● **Aim of the exercise**
All of the data below should come back exactly as written, minus its images.

● **Provided entries**
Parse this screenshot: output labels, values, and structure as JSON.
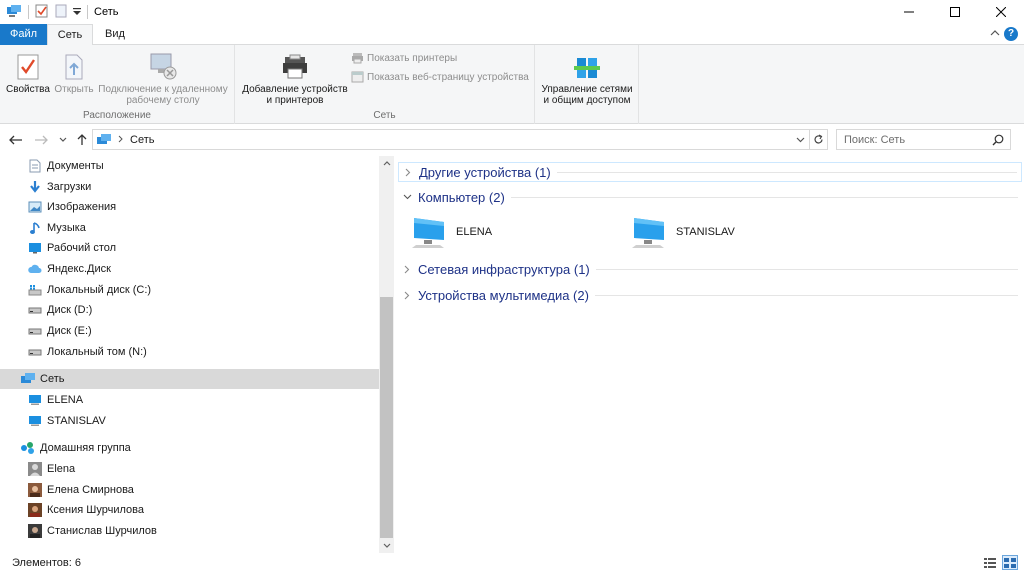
{
  "window": {
    "title": "Сеть",
    "controls": {
      "minimize": "—",
      "maximize": "☐",
      "close": "✕"
    }
  },
  "ribbon": {
    "tabs": [
      {
        "label": "Файл"
      },
      {
        "label": "Сеть"
      },
      {
        "label": "Вид"
      }
    ],
    "groups": {
      "location": {
        "label": "Расположение",
        "properties": "Свойства",
        "open": "Открыть",
        "remote_desktop_line1": "Подключение к удаленному",
        "remote_desktop_line2": "рабочему столу"
      },
      "network": {
        "label": "Сеть",
        "add_devices_line1": "Добавление устройств",
        "add_devices_line2": "и принтеров",
        "show_printers": "Показать принтеры",
        "show_device_page": "Показать веб-страницу устройства"
      },
      "sharing": {
        "line1": "Управление сетями",
        "line2": "и общим доступом"
      }
    }
  },
  "address": {
    "path": "Сеть",
    "search_placeholder": "Поиск: Сеть"
  },
  "nav": {
    "items": [
      {
        "label": "Документы",
        "icon": "documents-icon"
      },
      {
        "label": "Загрузки",
        "icon": "downloads-icon"
      },
      {
        "label": "Изображения",
        "icon": "pictures-icon"
      },
      {
        "label": "Музыка",
        "icon": "music-icon"
      },
      {
        "label": "Рабочий стол",
        "icon": "desktop-icon"
      },
      {
        "label": "Яндекс.Диск",
        "icon": "cloud-icon"
      },
      {
        "label": "Локальный диск (C:)",
        "icon": "system-drive-icon"
      },
      {
        "label": "Диск (D:)",
        "icon": "drive-icon"
      },
      {
        "label": "Диск (E:)",
        "icon": "drive-icon"
      },
      {
        "label": "Локальный том (N:)",
        "icon": "drive-icon"
      },
      {
        "label": "Сеть",
        "icon": "network-icon"
      },
      {
        "label": "ELENA",
        "icon": "computer-icon"
      },
      {
        "label": "STANISLAV",
        "icon": "computer-icon"
      },
      {
        "label": "Домашняя группа",
        "icon": "homegroup-icon"
      },
      {
        "label": "Elena",
        "icon": "user-icon"
      },
      {
        "label": "Елена Смирнова",
        "icon": "user-photo-icon"
      },
      {
        "label": "Ксения Шурчилова",
        "icon": "user-photo-icon"
      },
      {
        "label": "Станислав Шурчилов",
        "icon": "user-photo-icon"
      }
    ]
  },
  "content": {
    "groups": [
      {
        "label": "Другие устройства (1)",
        "expanded": false
      },
      {
        "label": "Компьютер (2)",
        "expanded": true
      },
      {
        "label": "Сетевая инфраструктура (1)",
        "expanded": false
      },
      {
        "label": "Устройства мультимедиа (2)",
        "expanded": false
      }
    ],
    "computers": [
      {
        "name": "ELENA"
      },
      {
        "name": "STANISLAV"
      }
    ]
  },
  "status": {
    "text": "Элементов: 6"
  },
  "colors": {
    "accent": "#1979ca",
    "group_header": "#1e3287",
    "selected_bg": "#d9d9d9",
    "ribbon_bg": "#f5f6f7"
  }
}
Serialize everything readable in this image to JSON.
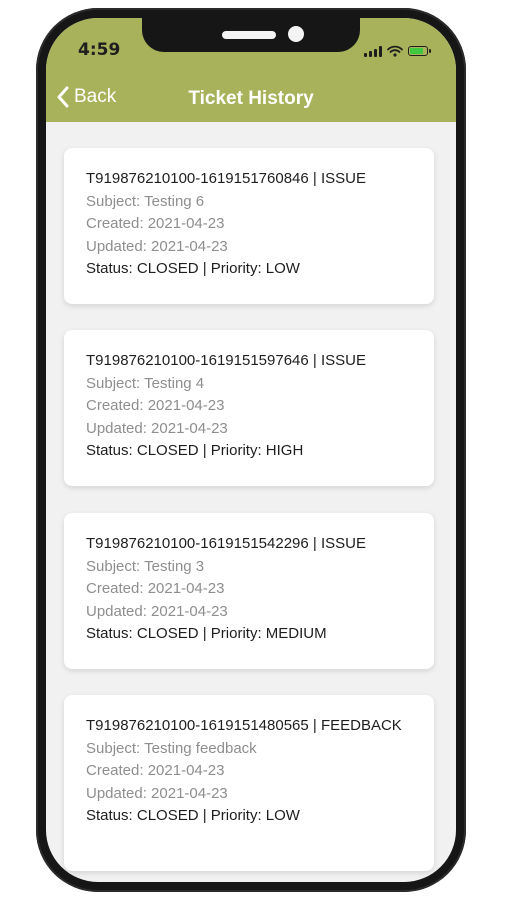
{
  "status_bar": {
    "time": "4:59"
  },
  "header": {
    "back_label": "Back",
    "title": "Ticket History"
  },
  "tickets": [
    {
      "id_line": "T919876210100-1619151760846  |  ISSUE",
      "subject": "Subject: Testing 6",
      "created": "Created: 2021-04-23",
      "updated": "Updated: 2021-04-23",
      "status": "Status: CLOSED | Priority: LOW"
    },
    {
      "id_line": "T919876210100-1619151597646  |  ISSUE",
      "subject": "Subject: Testing 4",
      "created": "Created: 2021-04-23",
      "updated": "Updated: 2021-04-23",
      "status": "Status: CLOSED | Priority: HIGH"
    },
    {
      "id_line": "T919876210100-1619151542296  |  ISSUE",
      "subject": "Subject: Testing 3",
      "created": "Created: 2021-04-23",
      "updated": "Updated: 2021-04-23",
      "status": "Status: CLOSED | Priority: MEDIUM"
    },
    {
      "id_line": "T919876210100-1619151480565  |  FEEDBACK",
      "subject": "Subject: Testing feedback",
      "created": "Created: 2021-04-23",
      "updated": "Updated: 2021-04-23",
      "status": "Status: CLOSED | Priority: LOW"
    }
  ],
  "colors": {
    "header": "#a7b25a",
    "background": "#f1f1f1",
    "muted_text": "#8e8e8e"
  },
  "icons": [
    "chevron-left-icon",
    "signal-icon",
    "wifi-icon",
    "battery-charging-icon"
  ]
}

● **Finished exercise**
Parse this screenshot: output labels, values, and structure as JSON.
{
  "window": {
    "title": "Сеть",
    "controls": {
      "minimize": "—",
      "maximize": "☐",
      "close": "✕"
    }
  },
  "ribbon": {
    "tabs": [
      {
        "label": "Файл"
      },
      {
        "label": "Сеть"
      },
      {
        "label": "Вид"
      }
    ],
    "groups": {
      "location": {
        "label": "Расположение",
        "properties": "Свойства",
        "open": "Открыть",
        "remote_desktop_line1": "Подключение к удаленному",
        "remote_desktop_line2": "рабочему столу"
      },
      "network": {
        "label": "Сеть",
        "add_devices_line1": "Добавление устройств",
        "add_devices_line2": "и принтеров",
        "show_printers": "Показать принтеры",
        "show_device_page": "Показать веб-страницу устройства"
      },
      "sharing": {
        "line1": "Управление сетями",
        "line2": "и общим доступом"
      }
    }
  },
  "address": {
    "path": "Сеть",
    "search_placeholder": "Поиск: Сеть"
  },
  "nav": {
    "items": [
      {
        "label": "Документы",
        "icon": "documents-icon"
      },
      {
        "label": "Загрузки",
        "icon": "downloads-icon"
      },
      {
        "label": "Изображения",
        "icon": "pictures-icon"
      },
      {
        "label": "Музыка",
        "icon": "music-icon"
      },
      {
        "label": "Рабочий стол",
        "icon": "desktop-icon"
      },
      {
        "label": "Яндекс.Диск",
        "icon": "cloud-icon"
      },
      {
        "label": "Локальный диск (C:)",
        "icon": "system-drive-icon"
      },
      {
        "label": "Диск (D:)",
        "icon": "drive-icon"
      },
      {
        "label": "Диск (E:)",
        "icon": "drive-icon"
      },
      {
        "label": "Локальный том (N:)",
        "icon": "drive-icon"
      },
      {
        "label": "Сеть",
        "icon": "network-icon"
      },
      {
        "label": "ELENA",
        "icon": "computer-icon"
      },
      {
        "label": "STANISLAV",
        "icon": "computer-icon"
      },
      {
        "label": "Домашняя группа",
        "icon": "homegroup-icon"
      },
      {
        "label": "Elena",
        "icon": "user-icon"
      },
      {
        "label": "Елена Смирнова",
        "icon": "user-photo-icon"
      },
      {
        "label": "Ксения Шурчилова",
        "icon": "user-photo-icon"
      },
      {
        "label": "Станислав Шурчилов",
        "icon": "user-photo-icon"
      }
    ]
  },
  "content": {
    "groups": [
      {
        "label": "Другие устройства (1)",
        "expanded": false
      },
      {
        "label": "Компьютер (2)",
        "expanded": true
      },
      {
        "label": "Сетевая инфраструктура (1)",
        "expanded": false
      },
      {
        "label": "Устройства мультимедиа (2)",
        "expanded": false
      }
    ],
    "computers": [
      {
        "name": "ELENA"
      },
      {
        "name": "STANISLAV"
      }
    ]
  },
  "status": {
    "text": "Элементов: 6"
  },
  "colors": {
    "accent": "#1979ca",
    "group_header": "#1e3287",
    "selected_bg": "#d9d9d9",
    "ribbon_bg": "#f5f6f7"
  }
}
Serialize everything readable in this image to JSON.
{
  "status_bar": {
    "time": "4:59"
  },
  "header": {
    "back_label": "Back",
    "title": "Ticket History"
  },
  "tickets": [
    {
      "id_line": "T919876210100-1619151760846  |  ISSUE",
      "subject": "Subject: Testing 6",
      "created": "Created: 2021-04-23",
      "updated": "Updated: 2021-04-23",
      "status": "Status: CLOSED | Priority: LOW"
    },
    {
      "id_line": "T919876210100-1619151597646  |  ISSUE",
      "subject": "Subject: Testing 4",
      "created": "Created: 2021-04-23",
      "updated": "Updated: 2021-04-23",
      "status": "Status: CLOSED | Priority: HIGH"
    },
    {
      "id_line": "T919876210100-1619151542296  |  ISSUE",
      "subject": "Subject: Testing 3",
      "created": "Created: 2021-04-23",
      "updated": "Updated: 2021-04-23",
      "status": "Status: CLOSED | Priority: MEDIUM"
    },
    {
      "id_line": "T919876210100-1619151480565  |  FEEDBACK",
      "subject": "Subject: Testing feedback",
      "created": "Created: 2021-04-23",
      "updated": "Updated: 2021-04-23",
      "status": "Status: CLOSED | Priority: LOW"
    }
  ],
  "colors": {
    "header": "#a7b25a",
    "background": "#f1f1f1",
    "muted_text": "#8e8e8e"
  },
  "icons": [
    "chevron-left-icon",
    "signal-icon",
    "wifi-icon",
    "battery-charging-icon"
  ]
}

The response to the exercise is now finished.